Your assignment:
Return only the number of lines in the entries below that hold the word "reading".

Data provided:

━━━━━━

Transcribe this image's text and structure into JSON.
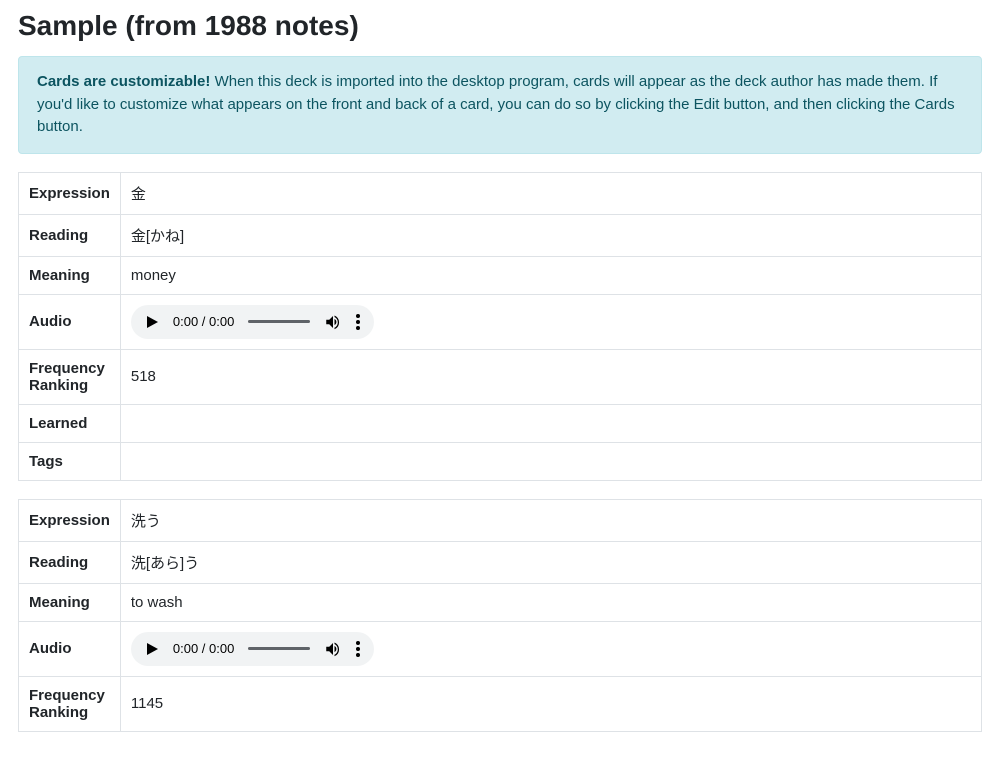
{
  "title": "Sample (from 1988 notes)",
  "alert": {
    "strong": "Cards are customizable!",
    "text": " When this deck is imported into the desktop program, cards will appear as the deck author has made them. If you'd like to customize what appears on the front and back of a card, you can do so by clicking the Edit button, and then clicking the Cards button."
  },
  "field_labels": {
    "expression": "Expression",
    "reading": "Reading",
    "meaning": "Meaning",
    "audio": "Audio",
    "frequency": "Frequency Ranking",
    "learned": "Learned",
    "tags": "Tags"
  },
  "audio_time": "0:00 / 0:00",
  "notes": [
    {
      "expression": "金",
      "reading": "金[かね]",
      "meaning": "money",
      "frequency": "518",
      "learned": "",
      "tags": ""
    },
    {
      "expression": "洗う",
      "reading": "洗[あら]う",
      "meaning": "to wash",
      "frequency": "1145",
      "learned": "",
      "tags": ""
    }
  ]
}
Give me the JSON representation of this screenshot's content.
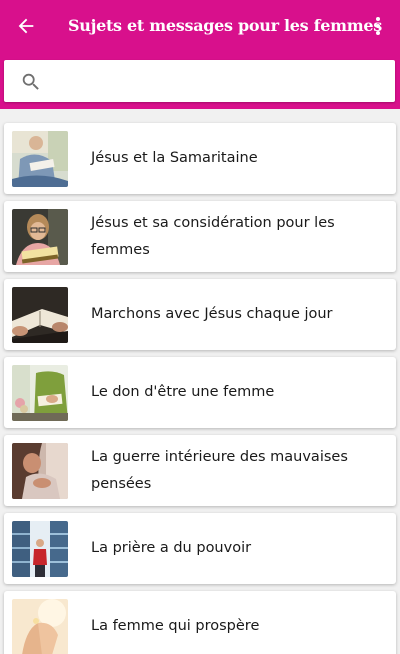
{
  "header": {
    "title": "Sujets et messages pour les femmes",
    "back_icon": "arrow-left-icon",
    "more_icon": "more-vertical-icon",
    "background_color": "#d8108c"
  },
  "search": {
    "icon": "search-icon",
    "placeholder": "",
    "value": ""
  },
  "items": [
    {
      "label": "Jésus et la Samaritaine",
      "thumbnail": "woman-reading-bible-sofa"
    },
    {
      "label": "Jésus et sa considération pour les femmes",
      "thumbnail": "woman-glasses-reading"
    },
    {
      "label": "Marchons avec Jésus chaque jour",
      "thumbnail": "open-bible-hands"
    },
    {
      "label": "Le don d'être une femme",
      "thumbnail": "woman-green-sweater-bible"
    },
    {
      "label": "La guerre intérieure des mauvaises pensées",
      "thumbnail": "woman-head-down-thinking"
    },
    {
      "label": "La prière a du pouvoir",
      "thumbnail": "woman-library-aisle"
    },
    {
      "label": "La femme qui prospère",
      "thumbnail": "hands-light-flower"
    }
  ]
}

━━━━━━

Completed exercise:
5